HSU's Wildlife Department has a reputation for producing technically savvy workers. Golightly currently has graduate and undergraduate researchers working on projects from Devil's Slide to Castle Rock to Big Sur to Yellowstone National Park. Graduates have landed jobs with wildlife agencies and learning institutions across the West – the U.S. Fish and Wildlife Service, U.S. Geological Survey, New Mexico State, Kansas State, Smithsonian Institution; the California, Arizona and Nevada fish and game departments.

Sometimes his students are too impressive, as Golightly discovered when he convinced an undergraduate to present a paper on marbled murrelets. Afterward, a professor from another university offered her a graduate post. With her bachelor's unfinished, the student was not ready to leave HSU. "We give undergraduates substantial responsibility if they have the skills," he says. "Research is an opportunity to get real-world experience."

"I consider myself lucky. We get privileged access to wildlife."

— Professor Rick GoLightly

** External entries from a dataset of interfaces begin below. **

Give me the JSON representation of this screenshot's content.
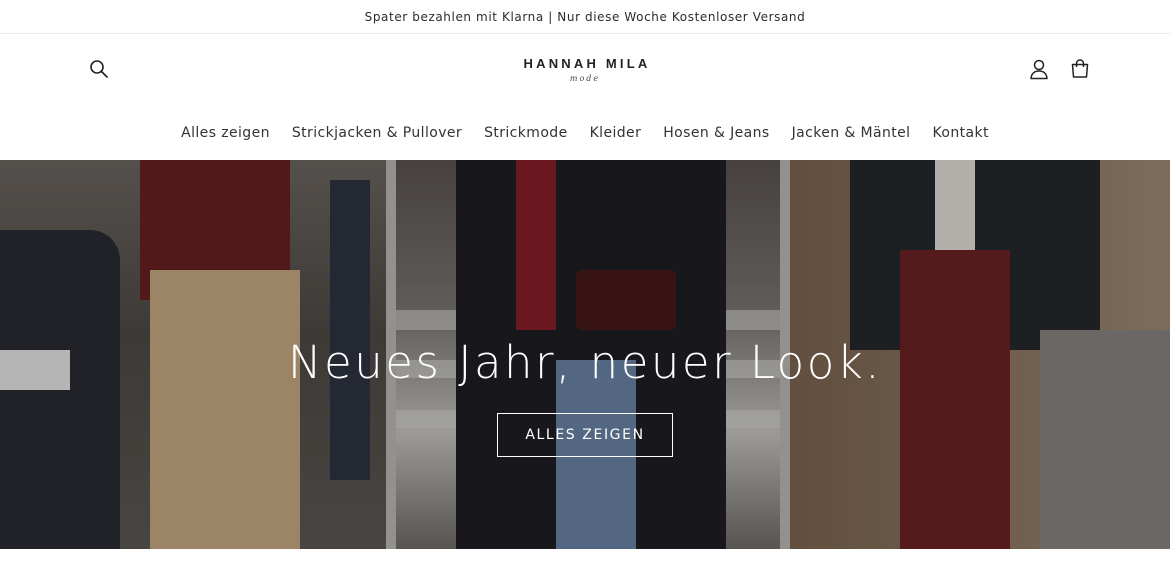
{
  "announcement": {
    "text": "Spater bezahlen mit Klarna | Nur diese Woche Kostenloser Versand"
  },
  "header": {
    "logo_main": "HANNAH MILA",
    "logo_sub": "mode",
    "icons": {
      "search": "search-icon",
      "account": "account-icon",
      "cart": "cart-icon"
    }
  },
  "nav": {
    "items": [
      {
        "label": "Alles zeigen"
      },
      {
        "label": "Strickjacken & Pullover"
      },
      {
        "label": "Strickmode"
      },
      {
        "label": "Kleider"
      },
      {
        "label": "Hosen & Jeans"
      },
      {
        "label": "Jacken & Mäntel"
      },
      {
        "label": "Kontakt"
      }
    ]
  },
  "hero": {
    "title": "Neues Jahr, neuer Look.",
    "button_label": "ALLES ZEIGEN"
  },
  "colors": {
    "text": "#222222",
    "background": "#ffffff",
    "hero_text": "#ffffff"
  }
}
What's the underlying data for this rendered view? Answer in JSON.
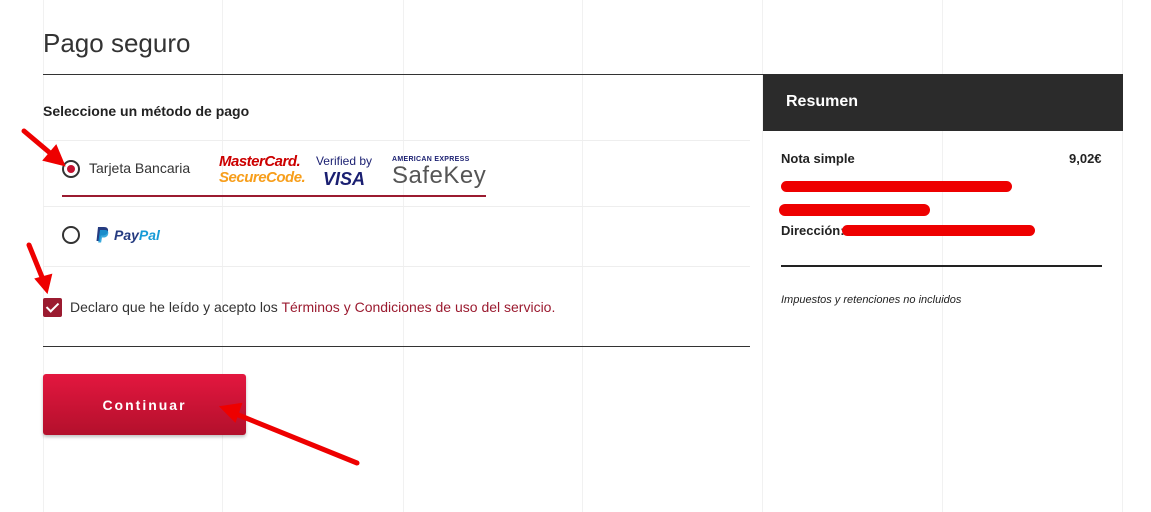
{
  "page": {
    "title": "Pago seguro"
  },
  "payment": {
    "heading": "Seleccione un método de pago",
    "options": [
      {
        "label": "Tarjeta Bancaria",
        "selected": true,
        "logos": {
          "mastercard_line1": "MasterCard.",
          "mastercard_line2": "SecureCode.",
          "visa_line1": "Verified by",
          "visa_line2": "VISA",
          "amex_line1": "AMERICAN EXPRESS",
          "amex_line2": "SafeKey"
        }
      },
      {
        "label_part1": "Pay",
        "label_part2": "Pal",
        "selected": false
      }
    ],
    "terms": {
      "checked": true,
      "text": "Declaro que he leído y acepto los",
      "link_text": "Términos y Condiciones de uso del servicio."
    },
    "continue_label": "Continuar"
  },
  "summary": {
    "title": "Resumen",
    "item_label": "Nota simple",
    "item_price": "9,02€",
    "address_label": "Dirección:",
    "note": "Impuestos y retenciones no incluidos"
  },
  "colors": {
    "accent": "#9b1b30",
    "button": "#d3163a",
    "summary_header": "#2b2b2b",
    "annotation_arrow": "#ee0000"
  },
  "icons": [
    "radio-checked",
    "radio-unchecked",
    "paypal-icon",
    "checkbox-checked",
    "arrow-annotation"
  ]
}
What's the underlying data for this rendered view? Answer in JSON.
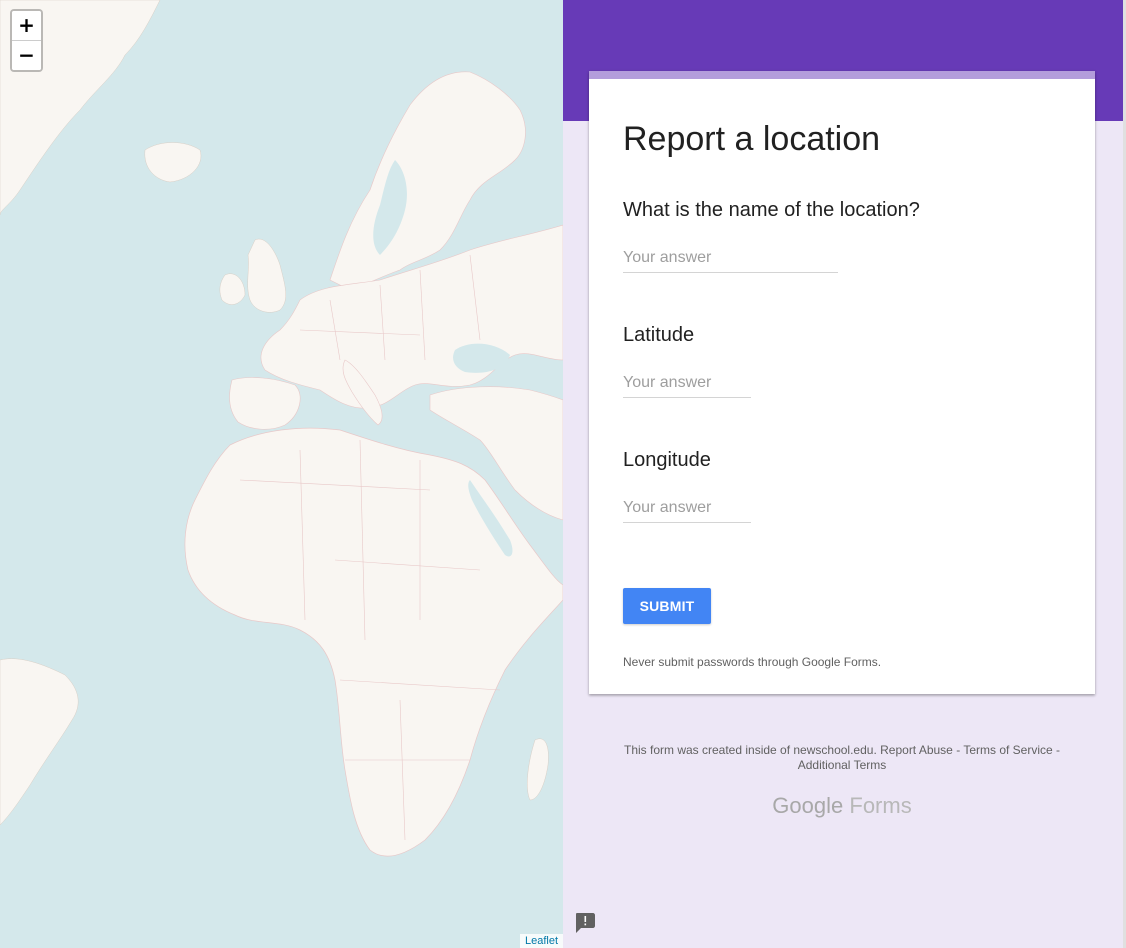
{
  "map": {
    "zoom_in_label": "+",
    "zoom_out_label": "−",
    "attribution": "Leaflet",
    "colors": {
      "water": "#d4e8eb",
      "land": "#f9f6f2",
      "borders": "#e8c8c8"
    }
  },
  "form": {
    "header_color": "#673ab7",
    "background_color": "#ede7f6",
    "title": "Report a location",
    "questions": [
      {
        "label": "What is the name of the location?",
        "placeholder": "Your answer"
      },
      {
        "label": "Latitude",
        "placeholder": "Your answer"
      },
      {
        "label": "Longitude",
        "placeholder": "Your answer"
      }
    ],
    "submit_label": "SUBMIT",
    "submit_color": "#4285f4",
    "warning": "Never submit passwords through Google Forms."
  },
  "footer": {
    "created_text": "This form was created inside of newschool.edu.",
    "report_abuse": "Report Abuse",
    "sep1": "-",
    "terms": "Terms of Service",
    "sep2": "-",
    "additional": "Additional Terms",
    "brand_google": "Google",
    "brand_forms": "Forms"
  },
  "feedback_icon": "feedback-icon"
}
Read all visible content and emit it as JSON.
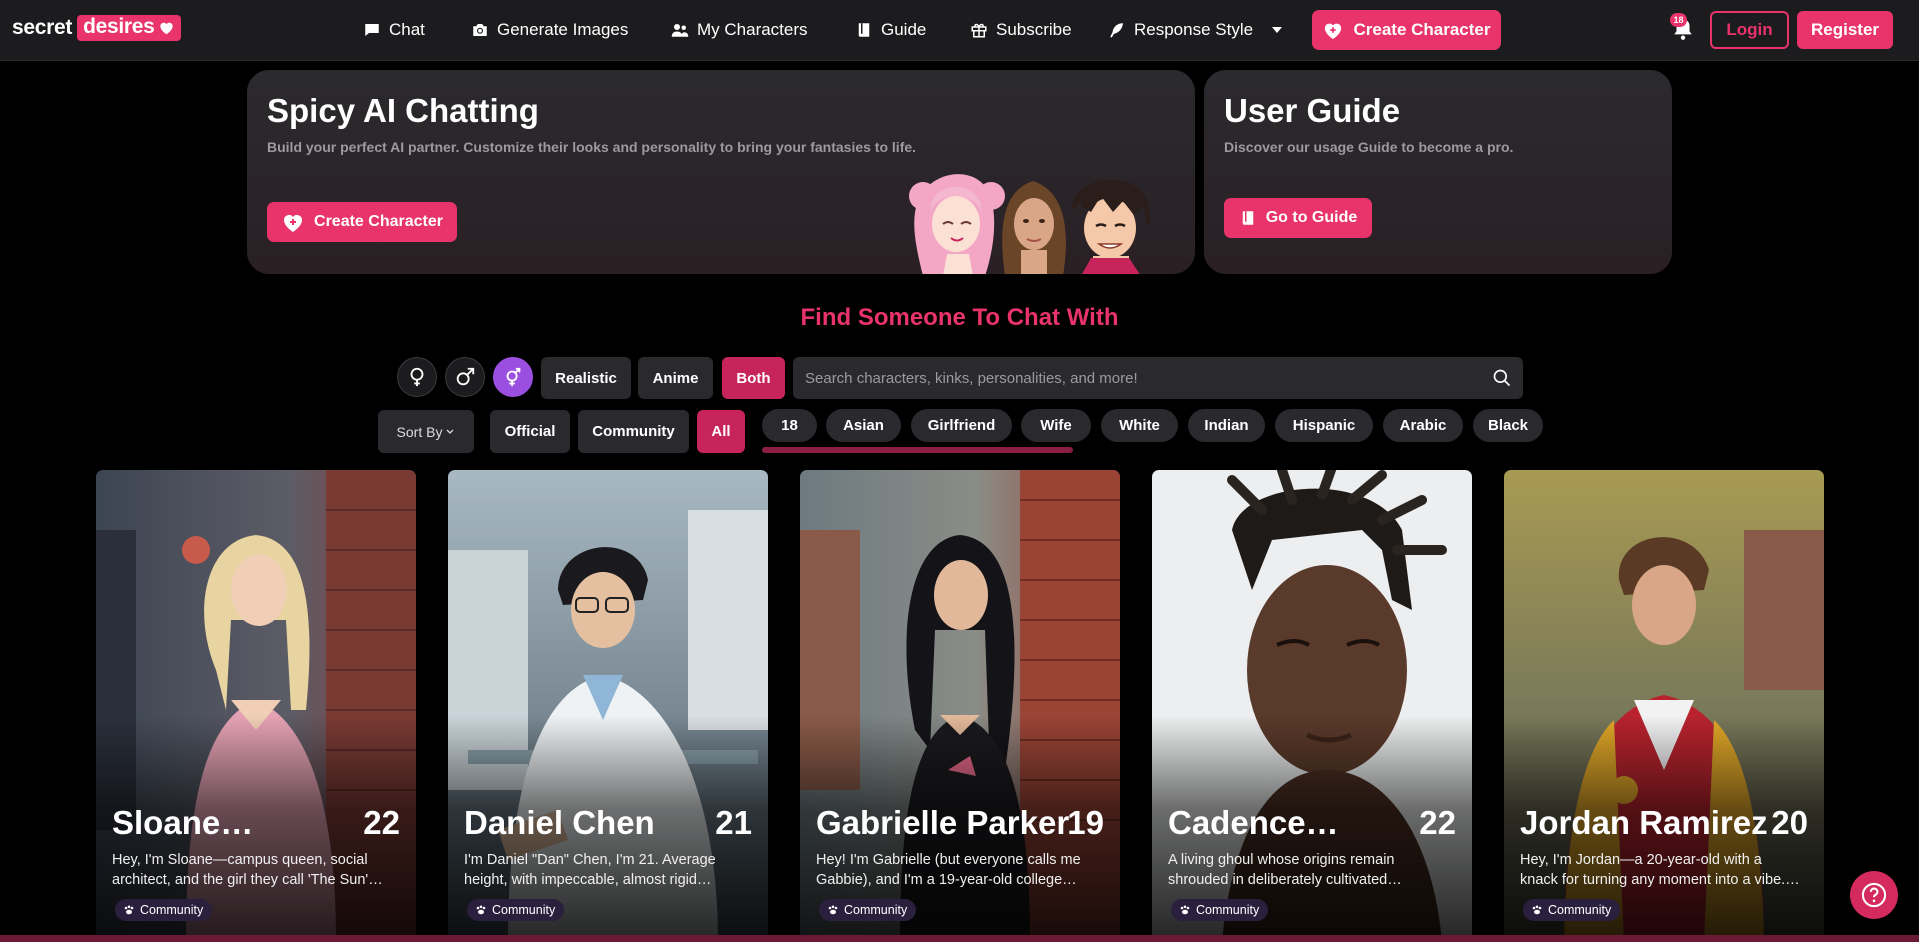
{
  "brand": {
    "part1": "secret",
    "part2": "desires",
    "accent": "#e8336b"
  },
  "nav": {
    "items": [
      {
        "label": "Chat",
        "icon": "chat-icon"
      },
      {
        "label": "Generate Images",
        "icon": "camera-icon"
      },
      {
        "label": "My Characters",
        "icon": "users-icon"
      },
      {
        "label": "Guide",
        "icon": "book-icon"
      },
      {
        "label": "Subscribe",
        "icon": "gift-icon"
      },
      {
        "label": "Response Style",
        "icon": "feather-icon"
      }
    ],
    "create_label": "Create Character",
    "bell_badge": "18",
    "login_label": "Login",
    "register_label": "Register"
  },
  "hero": {
    "chat": {
      "title": "Spicy AI Chatting",
      "subtitle": "Build your perfect AI partner. Customize their looks and personality to bring your fantasies to life.",
      "button": "Create Character"
    },
    "guide": {
      "title": "User Guide",
      "subtitle": "Discover our usage Guide to become a pro.",
      "button": "Go to Guide"
    }
  },
  "find": {
    "title": "Find Someone To Chat With",
    "styles": [
      "Realistic",
      "Anime",
      "Both"
    ],
    "style_selected": "Both",
    "search_placeholder": "Search characters, kinks, personalities, and more!",
    "sort_label": "Sort By",
    "sources": [
      "Official",
      "Community",
      "All"
    ],
    "source_selected": "All",
    "tags": [
      "18",
      "Asian",
      "Girlfriend",
      "Wife",
      "White",
      "Indian",
      "Hispanic",
      "Arabic",
      "Black"
    ]
  },
  "characters": [
    {
      "name": "Sloane…",
      "age": "22",
      "desc1": "Hey, I'm Sloane—campus queen, social",
      "desc2": "architect, and the girl they call 'The Sun'…",
      "badge": "Community"
    },
    {
      "name": "Daniel Chen",
      "age": "21",
      "desc1": "I'm Daniel \"Dan\" Chen, I'm 21. Average",
      "desc2": "height, with impeccable, almost rigid…",
      "badge": "Community"
    },
    {
      "name": "Gabrielle Parker",
      "age": "19",
      "desc1": "Hey! I'm Gabrielle (but everyone calls me",
      "desc2": "Gabbie), and I'm a 19-year-old college…",
      "badge": "Community"
    },
    {
      "name": "Cadence…",
      "age": "22",
      "desc1": "A living ghoul whose origins remain",
      "desc2": "shrouded in deliberately cultivated…",
      "badge": "Community"
    },
    {
      "name": "Jordan Ramirez",
      "age": "20",
      "desc1": "Hey, I'm Jordan—a 20-year-old with a",
      "desc2": "knack for turning any moment into a vibe.…",
      "badge": "Community"
    }
  ]
}
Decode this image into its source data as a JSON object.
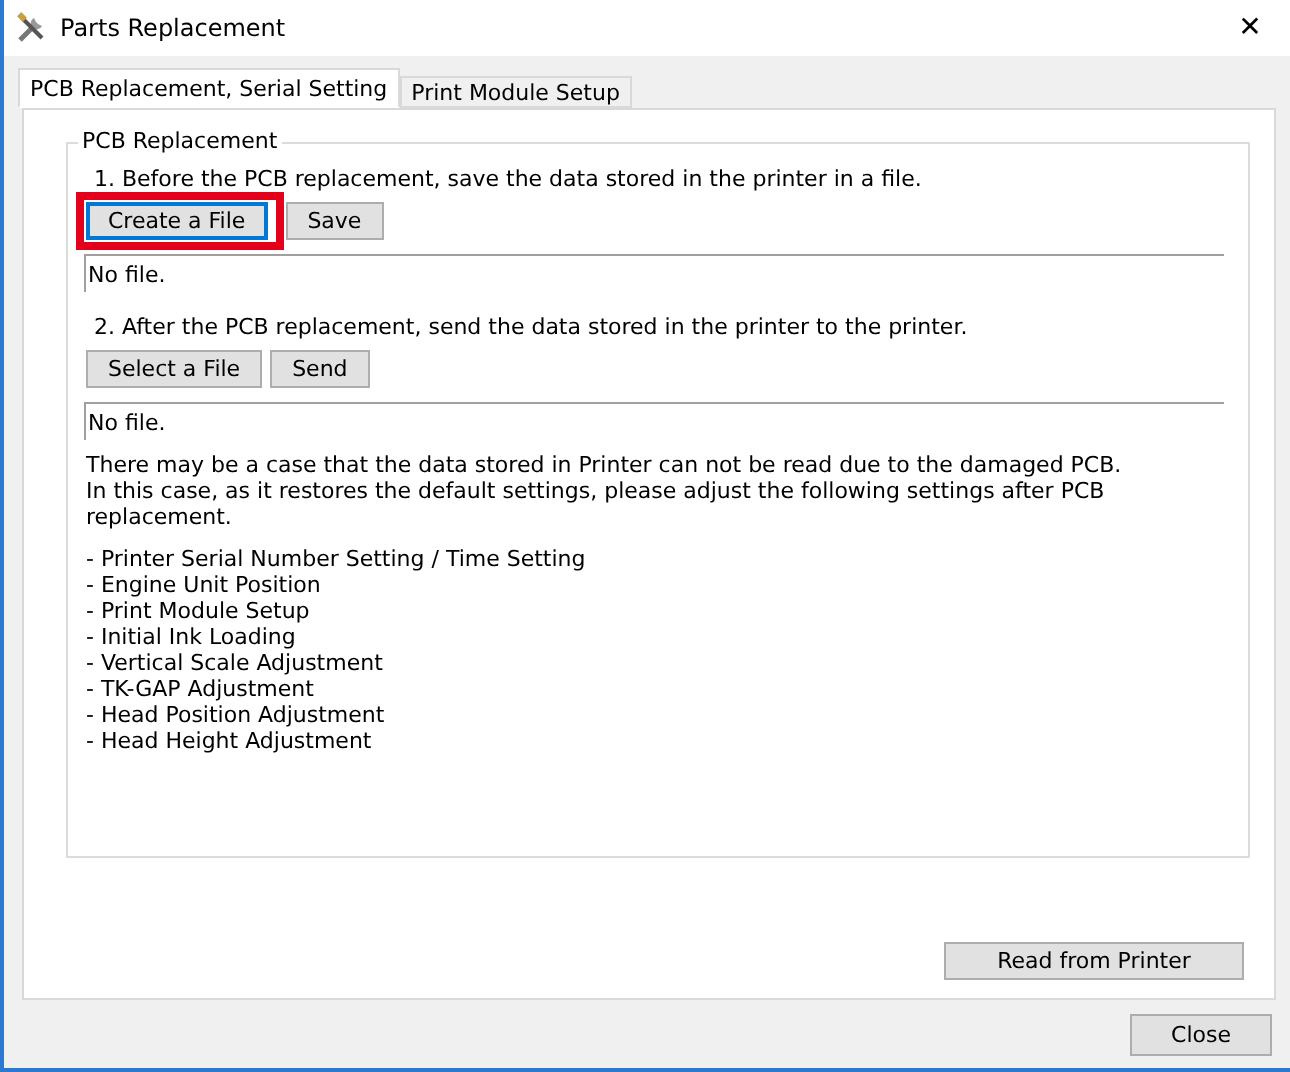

Golightly's memorable experiences in the field are too numerous to count: catching murrelets on a moonlit night, watching coyotes play in the snow, seeing peregrine falcons spar with bald eagles, trapping kit foxes in the Arizona desert for his dissertation, exploring the scrublands of Paraguay for capybaras, sleeping on a boat for 10 days and venturing into sea caves while studying the storm petrels of Santa Cruz Island. "Landing on any seabird island is memorable. Those are magical places."

Wildlife biology has given Golightly a backstage pass to the greatest show on earth. "I consider myself lucky. Wildlife biologists get unique experiences that a lot of people would like to have. We get privileged access to wildlife." End Story

Video Courtesy Will Goldenberg, Wildlife Graduate Student

Top: Birds at the Humboldt Bay National Wildlife Refuge, where students collect samples and observe bird behavior. Bottom: At the Marine Wildlife Care Center, veterinarian Greg Massey feeds rescued birds with assistant Yvette Hernandez (M.S. '09) after an oil spill in Eureka.

Saving Birds from an Oily Death

Oil spills devastate seabirds by matting their feathers and causing deadly hypothermia. When a spill hits the North Coast, Humboldt State's Marine Wildlife Care Center becomes a frenzy of life-saving activity. Experts and volunteers wash birds in soapy water, administer veterinary care and place the birds in swimming pools to feed and recuperate.

The second incident came two years later when a barge leaked oil into the bay and offshore waters. The spill hit common murres especially hard, as they had just left nesting areas with chicks, and oiled birds fell out of the sky onto the Arcata Plaza. Of the 642 birds treated, 44 percent survived to be released.

"You would see these birds gasping and covered with oil and your heart would just sink," says former Wildlife Department chairman Luke George, who gathered birds and brought them to the facility. "A few days later you would walk out back and see these beautiful clean birds diving for fish in the pools. It was inspiring."

The latest local response was in 2006, when 53 gulls were treated after getting into improperly stored oily fish offal at a Eureka processing plant. Officials at the center, part of the Oiled Wildlife Care Network, also respond to crises elsewhere. In 2008, coordinator Tamar Danufsky and local volunteers rushed to help clean birds oiled by a spill in San Francisco Bay.

The facility demonstrates HSU's commitment to preserving the North Coast's treasured natural resources, says the center's director, Wildlife Professor Rick Golightly. "These events are team efforts." Golightly credits everyone from Plant Operations staff to the campus engineer to students and faculty for providing crucial help at a moment's notice. "These events brought together the entire campus community."